I’ve had a passion for photography ever since I was a child. I remember my first Fuji Finepix F810 camera back in 2004 that my dad bought when he visited Japan. The SD card back then was limited to about 5 photos, and one of my first memories shooting was seeing the SD card completely full. At first, I didn’t understand the language on the screen because it was in
Japanese or English, so I gave up. After this short lived hobby, I continued my avid obsession with the MMORPG Ragnarok.



-What was the genesis for this exhibition? Did you start with an idea, or did you work backwards into the idea? 

The concept for this exhibit began with my belonging and identity. I remember speaking to the curator Dulcina Abreau, a close friend of mine, about my nostalgia for the time in my life when I was happy. I guess the idea started with my current unhappiness and dug its way back to my childhood. I remembered getting excited about thinking of Ragnarok and showing Dulcina screenshots of the game. When doing so, Dulcina began to notice similarities in my work to Ragnarok’s gameplay, specifically the digital map layout of the virtual game.

I saw similarities in color, texture, and composition. The moment I saw this comparison, I began to feel happiness. The same happiness I had when I was a kid. I didn’t have many moments to inspire my artistic work. I only had a feeling that I couldn’t place. For the longest time, I didn’t feel validated as an artist.

I felt like an outsider, an alien that didn’t have the key components of a human. I guess the idea for Ragnarok: Journal of the Era came from a distant memory.

-When working on your photographs, what is the structure of your workflow? Do you prepare shots, or prefer to take them as you go?

In my early stages of shooting, I began to develop a love for portrait street photography. Because of my preferred shooting preference, I was forced to shoot the environment as it really
was. There was no production or curated scenes. It became a habit. I began to find comfort in being on the sidelines, hiding, and waiting for my shot.

-Loneliness and being an outsider seem to be common themes among your work. Where does does this feeling come from? Has it changed since you arrived here?

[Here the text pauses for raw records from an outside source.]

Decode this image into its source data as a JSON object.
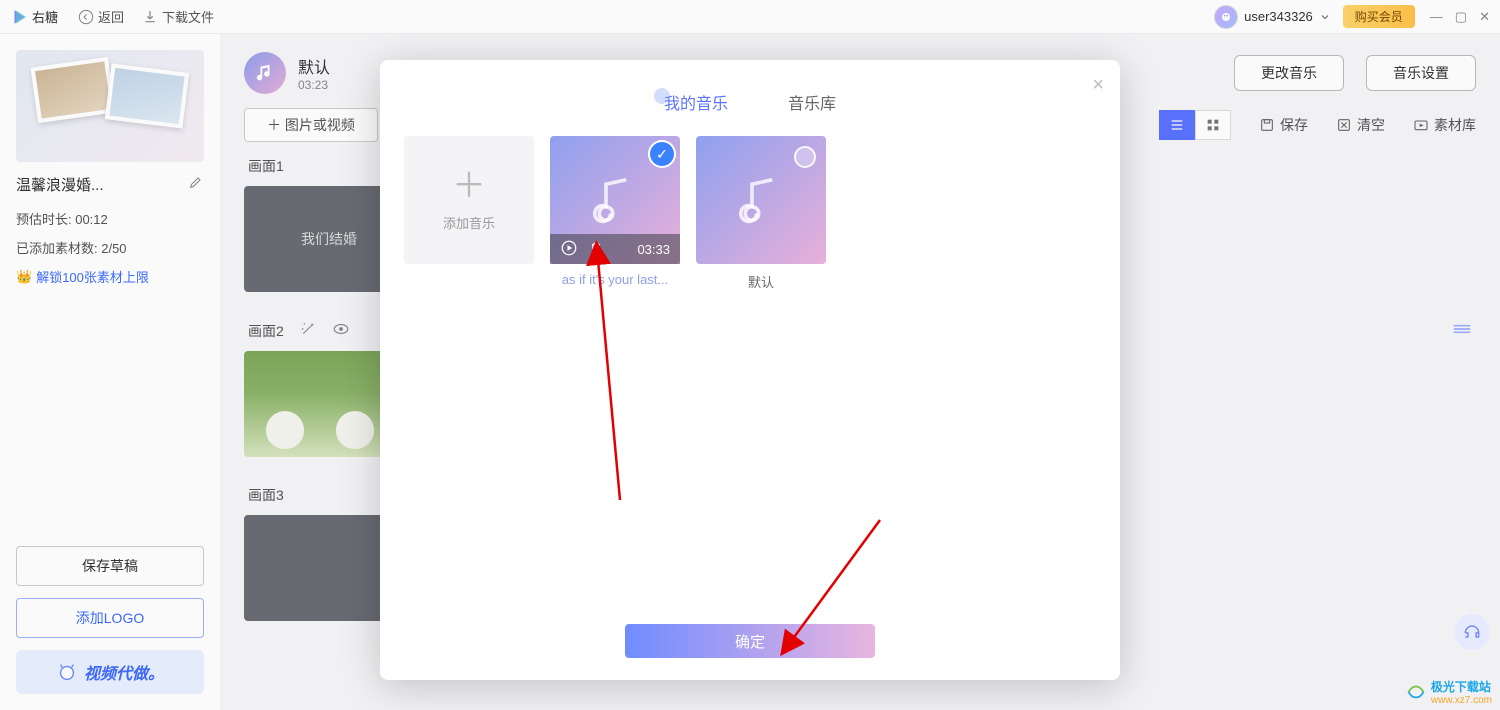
{
  "topbar": {
    "app_name": "右糖",
    "back": "返回",
    "download": "下载文件",
    "username": "user343326",
    "vip": "购买会员"
  },
  "sidebar": {
    "project_title": "温馨浪漫婚...",
    "duration_label": "预估时长: 00:12",
    "assets_label": "已添加素材数: 2/50",
    "unlock": "解锁100张素材上限",
    "save_draft": "保存草稿",
    "add_logo": "添加LOGO",
    "promo": "视频代做。"
  },
  "header": {
    "track_name": "默认",
    "track_duration": "03:23",
    "change_music": "更改音乐",
    "music_settings": "音乐设置"
  },
  "toolbar": {
    "add_media": "＋ 图片或视频",
    "save": "保存",
    "clear": "清空",
    "library": "素材库"
  },
  "scenes": {
    "s1_label": "画面1",
    "s1_text": "我们结婚",
    "s2_label": "画面2",
    "s3_label": "画面3"
  },
  "modal": {
    "tab_my": "我的音乐",
    "tab_lib": "音乐库",
    "add_music": "添加音乐",
    "item1_label": "as if it's your last...",
    "item1_dur": "03:33",
    "item2_label": "默认",
    "confirm": "确定"
  },
  "watermark": {
    "line1": "极光下载站",
    "line2": "www.xz7.com"
  }
}
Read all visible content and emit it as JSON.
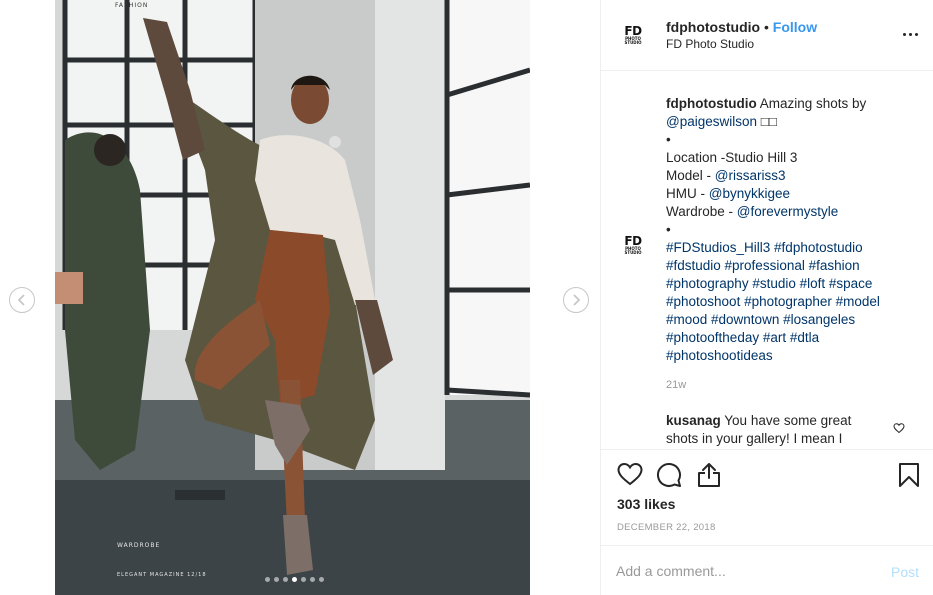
{
  "post": {
    "magazine_section": "FASHION",
    "magazine_wardrobe": "WARDROBE",
    "magazine_issue": "ELEGANT MAGAZINE 12/18",
    "carousel": {
      "total": 7,
      "active_index": 3
    }
  },
  "header": {
    "username": "fdphotostudio",
    "separator": " • ",
    "follow_label": "Follow",
    "full_name": "FD Photo Studio",
    "logo_big": "FD",
    "logo_small": "PHOTO STUDIO"
  },
  "caption": {
    "username": "fdphotostudio",
    "line1": " Amazing shots by",
    "mention_photographer": "@paigeswilson",
    "emoji_placeholder": " □□",
    "bullet1": "•",
    "location": "Location -Studio Hill 3",
    "model_label": "Model - ",
    "model_handle": "@rissariss3",
    "hmu_label": "HMU - ",
    "hmu_handle": "@bynykkigee",
    "wardrobe_label": "Wardrobe - ",
    "wardrobe_handle": "@forevermystyle",
    "bullet2": "•",
    "hashtag_lines": [
      "#FDStudios_Hill3 #fdphotostudio",
      "#fdstudio #professional #fashion",
      "#photography #studio #loft #space",
      "#photoshoot #photographer #model",
      "#mood #downtown #losangeles",
      "#photooftheday #art #dtla",
      "#photoshootideas"
    ],
    "time_ago": "21w"
  },
  "comment": {
    "username": "kusanag",
    "text_line1": " You have some great",
    "text_line2": "shots in your gallery! I mean I"
  },
  "stats": {
    "likes": "303 likes",
    "date": "DECEMBER 22, 2018"
  },
  "comment_form": {
    "placeholder": "Add a comment...",
    "post_label": "Post"
  },
  "colors": {
    "follow": "#3897f0",
    "link": "#003569",
    "muted": "#999999",
    "post_disabled": "#b2dffc"
  }
}
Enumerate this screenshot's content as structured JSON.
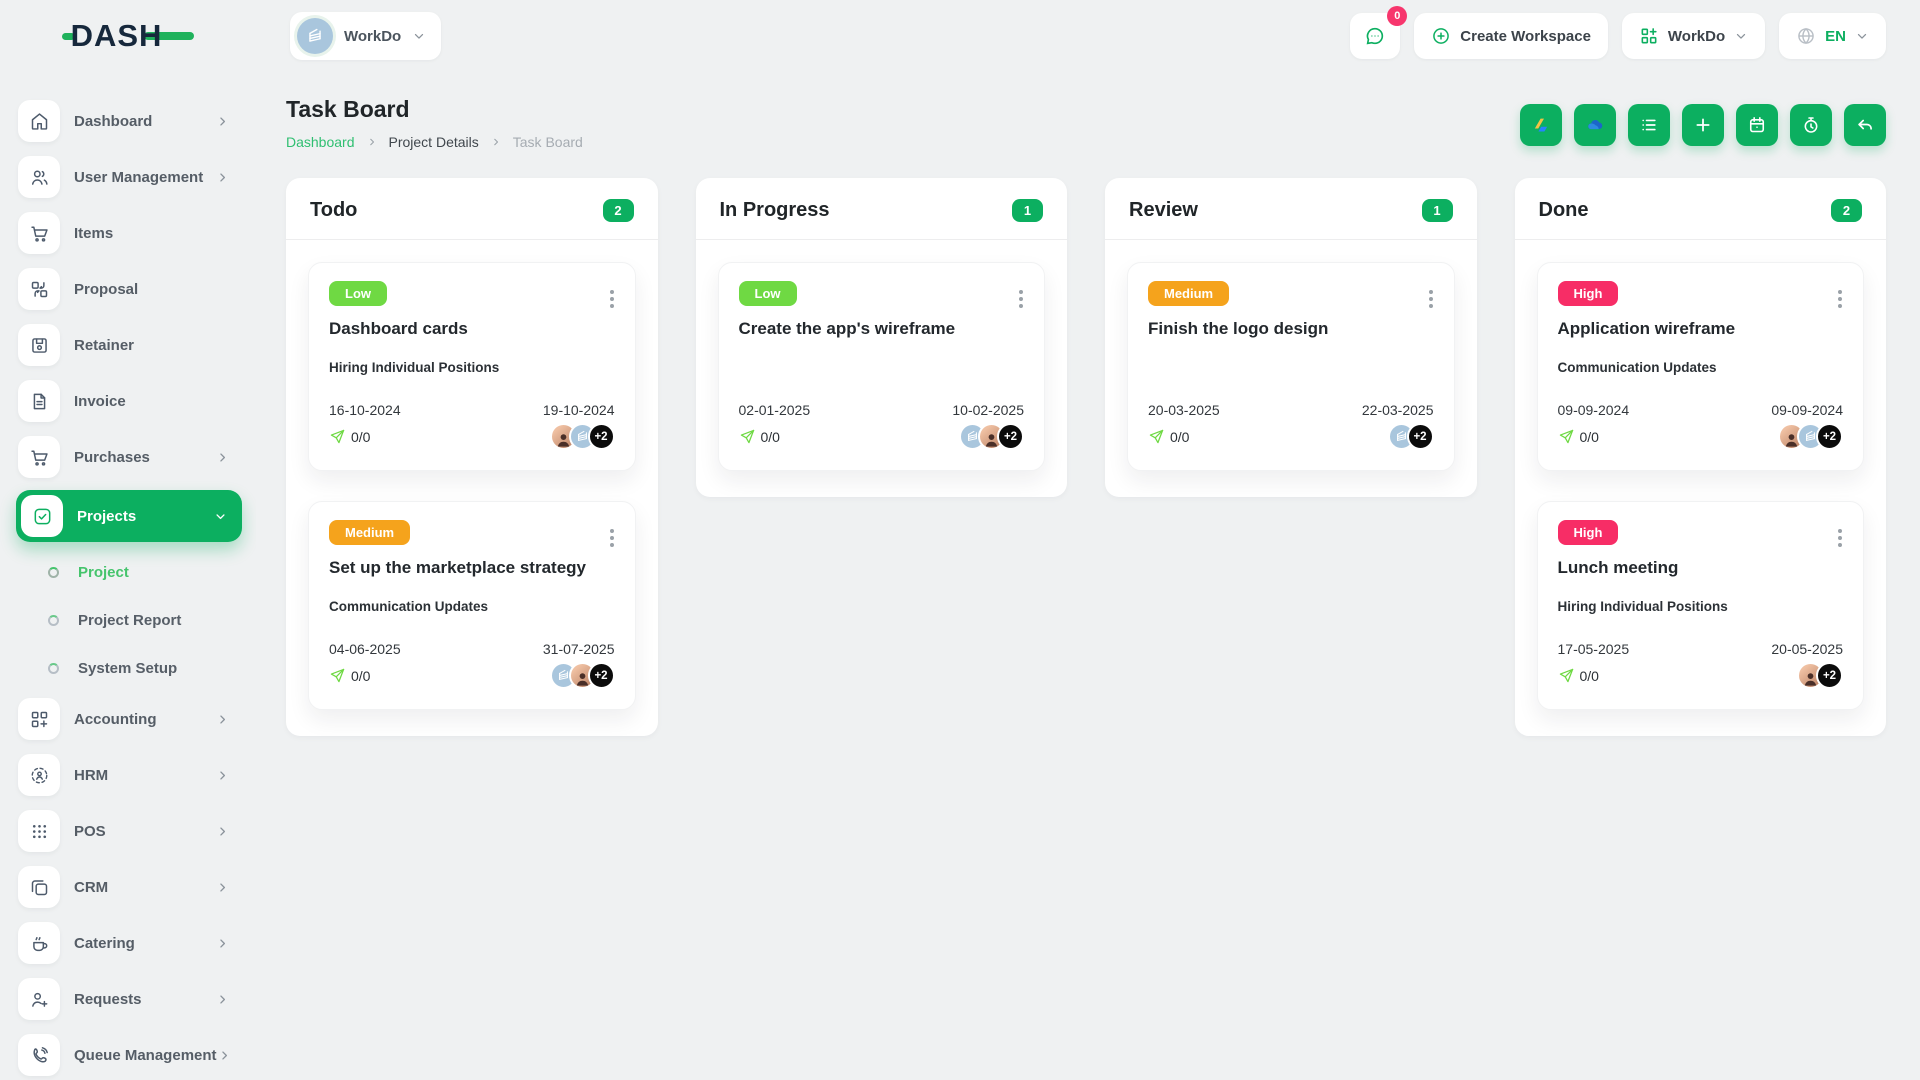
{
  "colors": {
    "primary_green": "#0caf60",
    "lime_green": "#6fd943",
    "priority_low": "#6fd943",
    "priority_medium": "#f5a31c",
    "priority_high": "#f72d66",
    "notification_pink": "#f7366d",
    "more_badge_black": "#0b0b0b"
  },
  "brand": {
    "name": "DASH"
  },
  "topbar": {
    "workspace": {
      "label": "WorkDo",
      "avatar_icon": "building-logo-icon"
    },
    "messages": {
      "badge": "0",
      "icon": "message-icon"
    },
    "create_workspace": {
      "label": "Create Workspace",
      "icon": "plus-circle-icon"
    },
    "app_menu": {
      "label": "WorkDo",
      "icon": "grid-plus-icon"
    },
    "language": {
      "label": "EN",
      "icon": "globe-icon"
    }
  },
  "sidebar": {
    "items": [
      {
        "label": "Dashboard",
        "icon": "home-icon",
        "chevron": "right"
      },
      {
        "label": "User Management",
        "icon": "users-icon",
        "chevron": "right"
      },
      {
        "label": "Items",
        "icon": "cart-icon"
      },
      {
        "label": "Proposal",
        "icon": "proposal-swap-icon"
      },
      {
        "label": "Retainer",
        "icon": "save-icon"
      },
      {
        "label": "Invoice",
        "icon": "file-text-icon"
      },
      {
        "label": "Purchases",
        "icon": "cart-icon",
        "chevron": "right"
      },
      {
        "label": "Projects",
        "icon": "check-square-icon",
        "chevron": "down",
        "active": true,
        "children": [
          {
            "label": "Project",
            "active": true
          },
          {
            "label": "Project Report"
          },
          {
            "label": "System Setup"
          }
        ]
      },
      {
        "label": "Accounting",
        "icon": "grid-plus-icon",
        "chevron": "right"
      },
      {
        "label": "HRM",
        "icon": "hrm-target-user-icon",
        "chevron": "right"
      },
      {
        "label": "POS",
        "icon": "dots-grid-icon",
        "chevron": "right"
      },
      {
        "label": "CRM",
        "icon": "copy-squares-icon",
        "chevron": "right"
      },
      {
        "label": "Catering",
        "icon": "coffee-icon",
        "chevron": "right"
      },
      {
        "label": "Requests",
        "icon": "user-plus-icon",
        "chevron": "right"
      },
      {
        "label": "Queue Management",
        "icon": "phone-call-icon",
        "chevron": "right"
      }
    ]
  },
  "page": {
    "title": "Task Board",
    "breadcrumb": [
      {
        "label": "Dashboard",
        "type": "link"
      },
      {
        "label": "Project Details",
        "type": "text"
      },
      {
        "label": "Task Board",
        "type": "current"
      }
    ],
    "toolbar": [
      {
        "name": "google-drive-button",
        "icon": "google-drive-icon"
      },
      {
        "name": "onedrive-button",
        "icon": "onedrive-icon"
      },
      {
        "name": "list-view-button",
        "icon": "list-icon"
      },
      {
        "name": "add-task-button",
        "icon": "plus-icon"
      },
      {
        "name": "calendar-button",
        "icon": "calendar-icon"
      },
      {
        "name": "timer-button",
        "icon": "timer-icon"
      },
      {
        "name": "back-button",
        "icon": "undo-icon"
      }
    ]
  },
  "board": {
    "columns": [
      {
        "name": "Todo",
        "count": "2",
        "cards": [
          {
            "priority": "Low",
            "priority_color": "#6fd943",
            "title": "Dashboard cards",
            "milestone": "Hiring Individual Positions",
            "start_date": "16-10-2024",
            "due_date": "19-10-2024",
            "progress": "0/0",
            "avatars": [
              "member-photo",
              "workspace-logo"
            ],
            "more_members": "+2"
          },
          {
            "priority": "Medium",
            "priority_color": "#f5a31c",
            "title": "Set up the marketplace strategy",
            "milestone": "Communication Updates",
            "start_date": "04-06-2025",
            "due_date": "31-07-2025",
            "progress": "0/0",
            "avatars": [
              "workspace-logo",
              "member-photo"
            ],
            "more_members": "+2"
          }
        ]
      },
      {
        "name": "In Progress",
        "count": "1",
        "cards": [
          {
            "priority": "Low",
            "priority_color": "#6fd943",
            "title": "Create the app's wireframe",
            "milestone": "",
            "start_date": "02-01-2025",
            "due_date": "10-02-2025",
            "progress": "0/0",
            "avatars": [
              "workspace-logo",
              "member-photo"
            ],
            "more_members": "+2"
          }
        ]
      },
      {
        "name": "Review",
        "count": "1",
        "cards": [
          {
            "priority": "Medium",
            "priority_color": "#f5a31c",
            "title": "Finish the logo design",
            "milestone": "",
            "start_date": "20-03-2025",
            "due_date": "22-03-2025",
            "progress": "0/0",
            "avatars": [
              "workspace-logo"
            ],
            "more_members": "+2"
          }
        ]
      },
      {
        "name": "Done",
        "count": "2",
        "cards": [
          {
            "priority": "High",
            "priority_color": "#f72d66",
            "title": "Application wireframe",
            "milestone": "Communication Updates",
            "start_date": "09-09-2024",
            "due_date": "09-09-2024",
            "progress": "0/0",
            "avatars": [
              "member-photo",
              "workspace-logo"
            ],
            "more_members": "+2"
          },
          {
            "priority": "High",
            "priority_color": "#f72d66",
            "title": "Lunch meeting",
            "milestone": "Hiring Individual Positions",
            "start_date": "17-05-2025",
            "due_date": "20-05-2025",
            "progress": "0/0",
            "avatars": [
              "member-photo"
            ],
            "more_members": "+2"
          }
        ]
      }
    ]
  }
}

Loneliness was always something I was accustomed to. While growing up I remembered being bullied for being queer. Even the adults would tease me for being different from what they thought was acceptable. I didn’t fully understand why I was being treated this way, but I now know that it was for an unjust reason. This feeling of isolation made me escape deeper into my interest in Ragnarok. I was able to become someone else and develop relationships within this virtual world.

I am a gay man, but I felt so much joy in having a girlfriend in this online game. I was able to share my feelings and speak to a stranger. It was a form of therapy that helped me cope with my mental health issues. It’s strange to see how everything in today’s society is virtual, from social media to communication outlets. Because, on the contrary, living in the virtual world was seen as such a negative behavior by the adults around me.

I think Ragnarok gave me the feeling of acceptance that I missed out on as a child.

-How has the advent of online platforms affected your work as a photographer?

Once I found my place and my people, I learned that New York City was a place for opportunity. I don’t mean this in the generic sense of the American Dream, but it was a place for me to open up and meet new people. I grew up in the Instagram era and using this online platform really allowed me to connect with all the interesting people in the city. I began to further my career as a photographer.

Text : James Donovan

Photo : Thitipol Samuttha